Ms Bishop, whose political career included serving as the deputy leader of the Liberal Party, told the QUT function of how she had switched from a 20-year career in law to a career in politics after attending a lecture at the Harvard Business School when she had a “life-changing moment.”
Ms Bishop said she had attended a lecture at Harvard on the topic “Australia – lucky or broke?”. At the end of the talk, the lecturer asked the audience of business leaders who would give up their climb up the corporate ladder to serve in public office.
“I put my hand up and the Australians in the room fell about laughing,” she said.
QUT Business School Executive Dean Professor Robina Xavier, speaking at the forum, introduced the QUT Pathways to Politics for Women, a new program in Queensland to help redress the significant under-representation of women in political life in Australia.
Ms Bishop said she had been raised to believe public service was “a contribution worth making”.
“The funny thing about parliament is that you don’t need any qualifications,” Ms Bishop said.
“There is no training, there is no course. Thank you QUT for introducing one.”

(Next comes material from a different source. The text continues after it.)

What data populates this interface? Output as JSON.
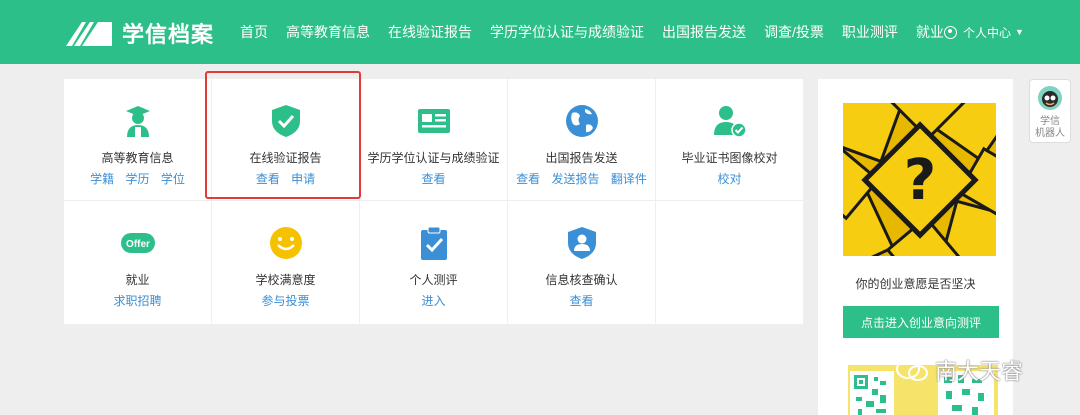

Ms Bishop said there was “gender deafness” during her time in Cabinet, when often her ideas were ignored but the ideas were welcomed later when introduced by a male colleague.
“Without doubt, the culture in the Australian parliament is still very male-oriented,” Ms Bishop said.
She said female leadership was much more transformational, with women being more concerned about the needs of individual team members.
“Women are far more collaborative and men are much more adversarial, much more competitive.
“In the decision-making forums, the Australian Cabinet, the United Nations, forums around the world, and business boardrooms, you need that diversity of styles of views and experiences.
“We need more women in those decision-making forums.”
Ms Bishop said she had developed a test she applied to decision making:
- What are the other options?
- What does it cost?
- What is the evidence?
- What could possibly go wrong?
Ms Bishop said a good mentor was “one of the most valuable assets in your life” and she made mention of three United States Secretaries of State that had made a particular impression on her: Condoleeza Rice, Madeleine Albright and Hillary Clinton.
She said her favourite piece of advice came from Ms Albright: “There is a special place in hell reserved for women who don’t help other women.”
Ms Bishop said her political career had enabled her to observe many different styles of leadership.
“The most extraordinary contrast in leadership styles that I’ve witnessed over the past decade is that between President Obama and President Trump,” she said.
“President Obama is a very elegant speaker. I found him to be extremely consultative, he would look for alternative views. He sought out differences of opinion.
“President Trump could not be more different. President Trump famously relies on his gut instinct in making decisions. He has built a persona around being unorthodox and unpredictable and confounding his critics, including the mainstream media.”
Ms Bishop said President Trump had made “shooting from the hip with his midnight Twitter feed” into an art form.
Rod Chester, QUT Media, 07 3138 9449, email@example.com
After hours: Rose Trapnell, 0407 585 901, firstname.lastname@example.org